July 17, 2008
What’s a proper Jewish response to the ongoing scandal surrounding the Agriprocessors plant in Postville, Iowa?
And is it even proper, ahead of a court’s final judgment, to refer to the controversy surrounding America’s largest kosher meat processor as a “scandal”?
An Orthodox colleague and I have been debating this. I had expressed outrage over the long list of allegations at Agriprocessors and said they suggest a pattern of worker abuse that is shameful in itself and shaming the Jewish community.
He reminded me that no company officials — owners and managers — have been charged with wrongdoing and that the community has rushed to judgment based on the allegations of hardly disinterested parties. He didn’t specify which ones, but other defenders of Agriprocessors have hinted at dark motives by labor organizers, grandstanding U.S. immigration officials, and non-Orthodox Jews interested in embarrassing the Orthodox or gaining a larger stake in the kosher industry.

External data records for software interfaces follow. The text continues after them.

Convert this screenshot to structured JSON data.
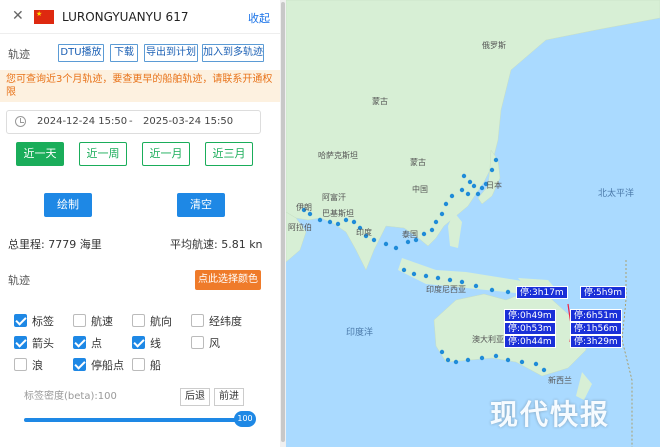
{
  "header": {
    "close": "✕",
    "ship_name": "LURONGYUANYU 617",
    "collapse": "收起",
    "flag_color": "#de2910"
  },
  "track_section": {
    "label": "轨迹",
    "buttons": [
      "DTU播放",
      "下载",
      "导出到计划",
      "加入到多轨迹"
    ]
  },
  "notice": "您可查询近3个月轨迹，要查更早的船舶轨迹，请联系开通权限",
  "date_range": {
    "start": "2024-12-24 15:50",
    "sep": "-",
    "end": "2025-03-24 15:50"
  },
  "quick_ranges": [
    "近一天",
    "近一周",
    "近一月",
    "近三月"
  ],
  "quick_active": 0,
  "actions": {
    "draw": "绘制",
    "clear": "清空"
  },
  "stats": {
    "total_label": "总里程: 7779 海里",
    "avg_label": "平均航速: 5.81 kn"
  },
  "track_options": {
    "label": "轨迹",
    "pick_color": "点此选择颜色",
    "checkboxes": [
      {
        "label": "标签",
        "checked": true
      },
      {
        "label": "航速",
        "checked": false
      },
      {
        "label": "航向",
        "checked": false
      },
      {
        "label": "经纬度",
        "checked": false
      },
      {
        "label": "箭头",
        "checked": true
      },
      {
        "label": "点",
        "checked": true
      },
      {
        "label": "线",
        "checked": true
      },
      {
        "label": "风",
        "checked": false
      },
      {
        "label": "浪",
        "checked": false
      },
      {
        "label": "停船点",
        "checked": true
      },
      {
        "label": "船",
        "checked": false
      }
    ]
  },
  "density": {
    "label": "标签密度(beta):100",
    "back": "后退",
    "forward": "前进",
    "value": "100",
    "fraction": 1.0
  },
  "map": {
    "labels": {
      "mongolia": "蒙古",
      "china": "中国",
      "japan": "日本",
      "kazakh": "哈萨克斯坦",
      "afghan": "阿富汗",
      "pakistan": "巴基斯坦",
      "iran": "伊朗",
      "india": "印度",
      "arabia": "阿拉伯",
      "thailand": "泰国",
      "indonesia": "印度尼西亚",
      "australia": "澳大利亚",
      "indian_ocean": "印度洋",
      "pacific": "北太平洋",
      "newzealand": "新西兰",
      "russia": "俄罗斯"
    },
    "stops": [
      "停:3h17m",
      "停:5h9m",
      "停:0h49m",
      "停:6h51m",
      "停:0h53m",
      "停:1h56m",
      "停:0h44m",
      "停:3h29m"
    ],
    "colors": {
      "water": "#aadaff",
      "land": "#d7efd5",
      "stop_label": "#1a30d8",
      "track_point": "#1f8bd8"
    }
  },
  "watermark": "现代快报"
}
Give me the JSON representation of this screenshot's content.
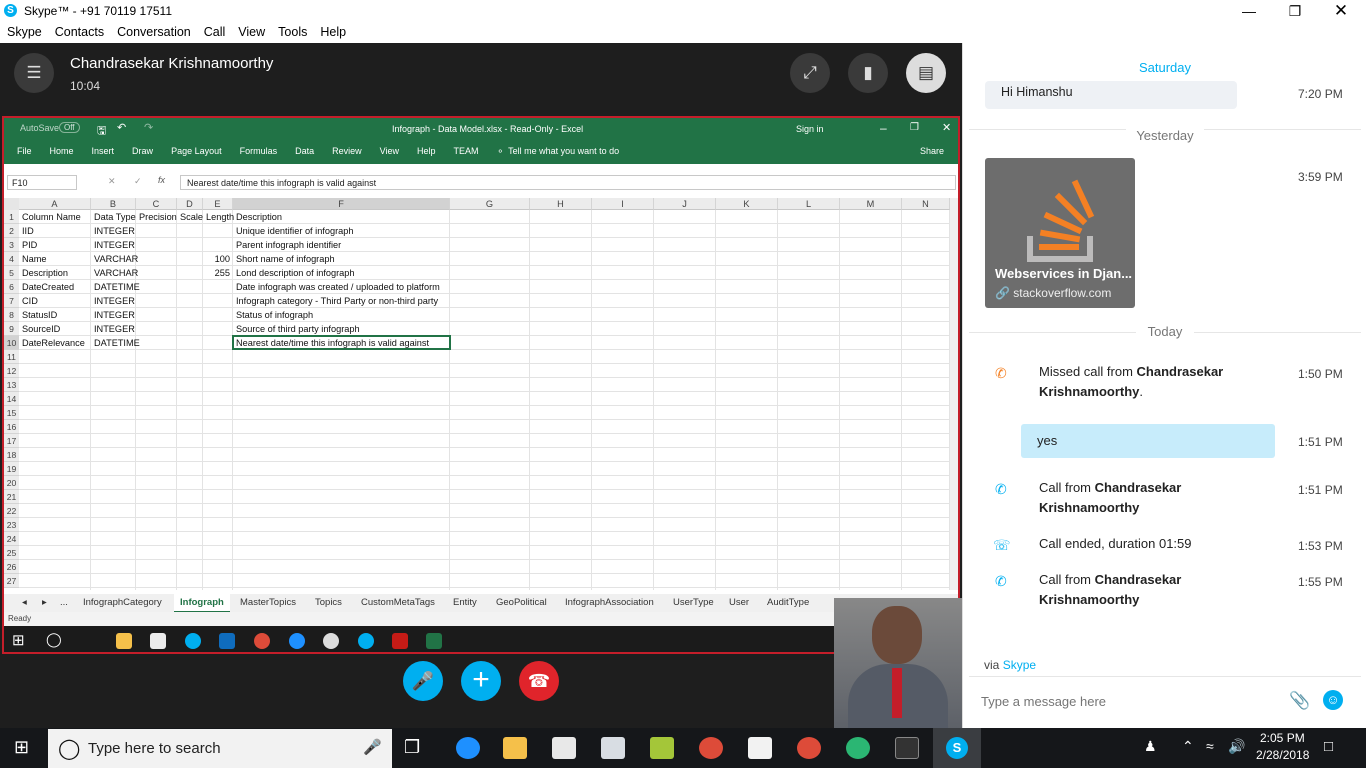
{
  "window": {
    "title": "Skype™ - +91 70119 17511"
  },
  "menu": [
    "Skype",
    "Contacts",
    "Conversation",
    "Call",
    "View",
    "Tools",
    "Help"
  ],
  "call": {
    "contact_name": "Chandrasekar Krishnamoorthy",
    "duration": "10:04"
  },
  "excel": {
    "autosave": "AutoSave",
    "autosave_state": "Off",
    "title": "Infograph - Data Model.xlsx - Read-Only - Excel",
    "signin": "Sign in",
    "ribbon_tabs": [
      "File",
      "Home",
      "Insert",
      "Draw",
      "Page Layout",
      "Formulas",
      "Data",
      "Review",
      "View",
      "Help",
      "TEAM"
    ],
    "tell_me": "Tell me what you want to do",
    "share": "Share",
    "name_box": "F10",
    "formula": "Nearest date/time this infograph is valid against",
    "columns": [
      "A",
      "B",
      "C",
      "D",
      "E",
      "F",
      "G",
      "H",
      "I",
      "J",
      "K",
      "L",
      "M",
      "N"
    ],
    "rows": [
      [
        "Column Name",
        "Data Type",
        "Precision",
        "Scale",
        "Length",
        "Description"
      ],
      [
        "IID",
        "INTEGER",
        "",
        "",
        "",
        "Unique identifier of infograph"
      ],
      [
        "PID",
        "INTEGER",
        "",
        "",
        "",
        "Parent infograph identifier"
      ],
      [
        "Name",
        "VARCHAR",
        "",
        "",
        "100",
        "Short name of infograph"
      ],
      [
        "Description",
        "VARCHAR",
        "",
        "",
        "255",
        "Lond description of infograph"
      ],
      [
        "DateCreated",
        "DATETIME",
        "",
        "",
        "",
        "Date infograph was created / uploaded to platform"
      ],
      [
        "CID",
        "INTEGER",
        "",
        "",
        "",
        "Infograph category - Third Party or non-third party"
      ],
      [
        "StatusID",
        "INTEGER",
        "",
        "",
        "",
        "Status of infograph"
      ],
      [
        "SourceID",
        "INTEGER",
        "",
        "",
        "",
        "Source of third party infograph"
      ],
      [
        "DateRelevance",
        "DATETIME",
        "",
        "",
        "",
        "Nearest date/time this infograph is valid against"
      ]
    ],
    "row_numbers": [
      "1",
      "2",
      "3",
      "4",
      "5",
      "6",
      "7",
      "8",
      "9",
      "10",
      "11",
      "12",
      "13",
      "14",
      "15",
      "16",
      "17",
      "18",
      "19",
      "20",
      "21",
      "22",
      "23",
      "24",
      "25",
      "26",
      "27"
    ],
    "sheet_nav": [
      "◂",
      "▸",
      "..."
    ],
    "sheets": [
      "InfographCategory",
      "Infograph",
      "MasterTopics",
      "Topics",
      "CustomMetaTags",
      "Entity",
      "GeoPolitical",
      "InfographAssociation",
      "UserType",
      "User",
      "AuditType"
    ],
    "active_sheet": "Infograph",
    "status": "Ready"
  },
  "chat": {
    "top_label": "Saturday",
    "messages_prev": [
      {
        "text": "Hi Himanshu",
        "time": "7:20 PM"
      }
    ],
    "yesterday_label": "Yesterday",
    "link_card": {
      "title": "Webservices in Djan...",
      "domain": "stackoverflow.com",
      "time": "3:59 PM"
    },
    "today_label": "Today",
    "events": [
      {
        "type": "missed",
        "pre": "Missed call from ",
        "name": "Chandrasekar Krishnamoorthy",
        "post": ".",
        "time": "1:50 PM"
      },
      {
        "type": "sent",
        "text": "yes",
        "time": "1:51 PM"
      },
      {
        "type": "call",
        "pre": "Call from ",
        "name": "Chandrasekar Krishnamoorthy",
        "post": "",
        "time": "1:51 PM"
      },
      {
        "type": "ended",
        "pre": "Call ended, duration 01:59",
        "name": "",
        "post": "",
        "time": "1:53 PM"
      },
      {
        "type": "call",
        "pre": "Call from ",
        "name": "Chandrasekar Krishnamoorthy",
        "post": "",
        "time": "1:55 PM"
      }
    ],
    "via": "via ",
    "via_link": "Skype",
    "input_placeholder": "Type a message here"
  },
  "taskbar": {
    "search_placeholder": "Type here to search",
    "time": "2:05 PM",
    "date": "2/28/2018"
  },
  "colors": {
    "excel_green": "#217346",
    "skype_blue": "#00aff0",
    "end_call_red": "#e0242b",
    "share_border": "#c41e2a"
  }
}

I referred to a thick binder of articles and reports about Agriprocessors, including a U.S. Immigration and Customs Enforcement department affidavit containing page after page of allegations. The affidavit alleges the company was exploiting its illegal immigrant work force, physically abusing workers, hiring workers without legal documentation, and monkeying with workers’ (below minimum wage) pay.
The U.S. Department of Labor and the Iowa Department of Labor are probing Agriprocessors, and the Iowa Division of Labor Services has fined the company for health and safety violations.
And of course there was the federal raid in which 389 workers were arrested and charged with using false identification or incorrect Social Security numbers. Two plant supervisors have been charged with aiding and abetting the workers’ illegal activity. The owners, like Sgt. Schultz, apparently knew nothing, noth-ing.
For some Jewish organizations, there certainly has been no hesitation about a “rush to judgment.” The Jewish Labor Committee says the company has shown “a clear pattern of employer negligence and even lawlessness,” including, according to the JTA, the violation of child labor laws and toleration of various forms of worker abuse. The Hekhsher Tzedek Commission, an initiative within the Conservative movement to include ethical standards as a category of kashrut, issued a statement saying “the actions of this company have brought shame upon the entire Jewish community.”
Uri L’tzedek, an Orthodox group devoted to social justice, called for a boycott of Agriprocessors products until the company demonstrated that it would uphold the “basic ethical standards demanded by Torah, the U.S. government, and the American Jewish community.” (The group lifted its boycott after saying the company took unspecified “significant steps” to address concerns about the treatment of workers and animals.)
But still my friend warned me about a rush to judgment. Neither of us really knows, he said, how common or uncommon such health and safety violations are at other slaughterhouses — an admittedly dirty business. Besides, he suggested, Agriprocessors has complied with all suggestions and reforms made by government agencies and individual experts over the years.
I told my interlocutor that I was caught between the Scylla of his well-argued e-mails and the Charybdis of the mounting allegations of abuse and lawlessness.
But I became less conflicted remembering the powerful investigative journalism of the Forward’s Nathaniel Popper, going back to 2006, that grimly anticipated the findings and subsequent allegations of federal investigators, and the persistent reporting of Iowa papers like the Des Moines Register.
And while the courts have yet to speak on the issue, there’s a pattern here. Would a rabbi advise his readers to refrain from a “rush to judgment” if the allegations about Agriprocessors were about kashrut, pure and simple? If there were reports from reputable parties and government officials that a local restaurant or store was violating its kosher supervision, would he tell his folks to keep eating there until due process had run its course?
The engagement and outrage demanded by unmistakable signs of injustice would be stifled if all activism waited on the grind of the justice system. And while we wait for the courts to confirm or deny the well-documented allegations emanating from the press, government agencies, eyewitnesses, and community activists, what of the potential victims? Is there no category in Halacha for intervening in a situation where there is the strong suspicion of bodily or emotional harm?
Great injustices have been remedied in this country thanks to the heroic spadework of investigative journalists, fervent activists, and crusading lawmakers. They don’t have the power to put people behind bars, thank goodness, but they can goad the public to apply the kinds of pressures that will force changes even before the courts have spoken. The labor movement itself, so closely associated with Jews in the first half of the 20th century, is a testament to the power of moral suasion applied by those to whom many courts were actually hostile. The great muckraking journalists inspired revolutionary reforms by publishing exposés that might be condemned under Jewish conceptions of “lashon hara” — harmful gossip.
Agriprocessors certainly deserves it day in court. But something stinks in the state of Iowa, and it’s not too early for kosher consumers to demand higher standards from everyone associated with the industry. At stake is the integrity of kashrut itself — and the credibility of any Jew who quotes the Torah on justice.